> _Exercise details_
An exact reproduction of all the entries below is required.

★ ★ ★

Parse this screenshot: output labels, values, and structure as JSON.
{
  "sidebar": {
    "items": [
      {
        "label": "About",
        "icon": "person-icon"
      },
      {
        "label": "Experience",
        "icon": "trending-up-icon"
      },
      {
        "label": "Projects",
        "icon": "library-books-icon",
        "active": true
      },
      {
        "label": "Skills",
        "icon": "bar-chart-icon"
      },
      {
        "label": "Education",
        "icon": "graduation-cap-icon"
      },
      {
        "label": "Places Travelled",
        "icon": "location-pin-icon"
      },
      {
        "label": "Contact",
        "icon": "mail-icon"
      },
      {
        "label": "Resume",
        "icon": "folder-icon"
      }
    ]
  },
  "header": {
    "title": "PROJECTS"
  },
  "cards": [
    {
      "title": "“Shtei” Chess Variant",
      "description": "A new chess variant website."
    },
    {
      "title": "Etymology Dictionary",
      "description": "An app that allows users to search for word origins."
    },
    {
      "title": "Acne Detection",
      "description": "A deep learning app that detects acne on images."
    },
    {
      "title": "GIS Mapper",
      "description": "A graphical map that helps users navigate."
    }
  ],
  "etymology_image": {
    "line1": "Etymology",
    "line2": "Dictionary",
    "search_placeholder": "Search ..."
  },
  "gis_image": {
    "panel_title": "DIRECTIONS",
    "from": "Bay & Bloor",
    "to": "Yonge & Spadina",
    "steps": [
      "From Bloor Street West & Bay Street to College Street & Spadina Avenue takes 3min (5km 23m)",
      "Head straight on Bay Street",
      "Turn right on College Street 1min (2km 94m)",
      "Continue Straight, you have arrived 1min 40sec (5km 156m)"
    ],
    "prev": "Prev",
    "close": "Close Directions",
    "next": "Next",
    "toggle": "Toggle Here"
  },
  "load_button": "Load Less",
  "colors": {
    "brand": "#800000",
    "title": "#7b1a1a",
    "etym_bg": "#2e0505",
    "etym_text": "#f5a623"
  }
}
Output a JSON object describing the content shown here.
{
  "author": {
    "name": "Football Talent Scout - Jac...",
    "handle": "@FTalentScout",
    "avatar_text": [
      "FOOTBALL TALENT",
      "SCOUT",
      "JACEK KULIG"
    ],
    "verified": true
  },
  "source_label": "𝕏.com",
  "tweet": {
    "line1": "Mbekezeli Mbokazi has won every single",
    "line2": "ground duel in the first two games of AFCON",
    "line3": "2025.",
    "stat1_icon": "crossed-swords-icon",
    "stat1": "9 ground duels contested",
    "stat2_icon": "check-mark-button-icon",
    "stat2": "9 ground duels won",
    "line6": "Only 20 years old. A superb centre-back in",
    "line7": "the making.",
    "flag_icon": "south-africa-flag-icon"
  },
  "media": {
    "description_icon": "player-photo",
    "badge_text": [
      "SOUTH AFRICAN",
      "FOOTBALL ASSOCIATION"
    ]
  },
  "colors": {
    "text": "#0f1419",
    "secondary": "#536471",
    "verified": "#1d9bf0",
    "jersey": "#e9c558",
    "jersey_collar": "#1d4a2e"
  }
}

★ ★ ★

> _Response to the task_
Parse this screenshot: output labels, values, and structure as JSON.
{
  "sidebar": {
    "items": [
      {
        "label": "About",
        "icon": "person-icon"
      },
      {
        "label": "Experience",
        "icon": "trending-up-icon"
      },
      {
        "label": "Projects",
        "icon": "library-books-icon",
        "active": true
      },
      {
        "label": "Skills",
        "icon": "bar-chart-icon"
      },
      {
        "label": "Education",
        "icon": "graduation-cap-icon"
      },
      {
        "label": "Places Travelled",
        "icon": "location-pin-icon"
      },
      {
        "label": "Contact",
        "icon": "mail-icon"
      },
      {
        "label": "Resume",
        "icon": "folder-icon"
      }
    ]
  },
  "header": {
    "title": "PROJECTS"
  },
  "cards": [
    {
      "title": "“Shtei” Chess Variant",
      "description": "A new chess variant website."
    },
    {
      "title": "Etymology Dictionary",
      "description": "An app that allows users to search for word origins."
    },
    {
      "title": "Acne Detection",
      "description": "A deep learning app that detects acne on images."
    },
    {
      "title": "GIS Mapper",
      "description": "A graphical map that helps users navigate."
    }
  ],
  "etymology_image": {
    "line1": "Etymology",
    "line2": "Dictionary",
    "search_placeholder": "Search ..."
  },
  "gis_image": {
    "panel_title": "DIRECTIONS",
    "from": "Bay & Bloor",
    "to": "Yonge & Spadina",
    "steps": [
      "From Bloor Street West & Bay Street to College Street & Spadina Avenue takes 3min (5km 23m)",
      "Head straight on Bay Street",
      "Turn right on College Street 1min (2km 94m)",
      "Continue Straight, you have arrived 1min 40sec (5km 156m)"
    ],
    "prev": "Prev",
    "close": "Close Directions",
    "next": "Next",
    "toggle": "Toggle Here"
  },
  "load_button": "Load Less",
  "colors": {
    "brand": "#800000",
    "title": "#7b1a1a",
    "etym_bg": "#2e0505",
    "etym_text": "#f5a623"
  }
}
Output a JSON object describing the content shown here.
{
  "author": {
    "name": "Football Talent Scout - Jac...",
    "handle": "@FTalentScout",
    "avatar_text": [
      "FOOTBALL TALENT",
      "SCOUT",
      "JACEK KULIG"
    ],
    "verified": true
  },
  "source_label": "𝕏.com",
  "tweet": {
    "line1": "Mbekezeli Mbokazi has won every single",
    "line2": "ground duel in the first two games of AFCON",
    "line3": "2025.",
    "stat1_icon": "crossed-swords-icon",
    "stat1": "9 ground duels contested",
    "stat2_icon": "check-mark-button-icon",
    "stat2": "9 ground duels won",
    "line6": "Only 20 years old. A superb centre-back in",
    "line7": "the making.",
    "flag_icon": "south-africa-flag-icon"
  },
  "media": {
    "description_icon": "player-photo",
    "badge_text": [
      "SOUTH AFRICAN",
      "FOOTBALL ASSOCIATION"
    ]
  },
  "colors": {
    "text": "#0f1419",
    "secondary": "#536471",
    "verified": "#1d9bf0",
    "jersey": "#e9c558",
    "jersey_collar": "#1d4a2e"
  }
}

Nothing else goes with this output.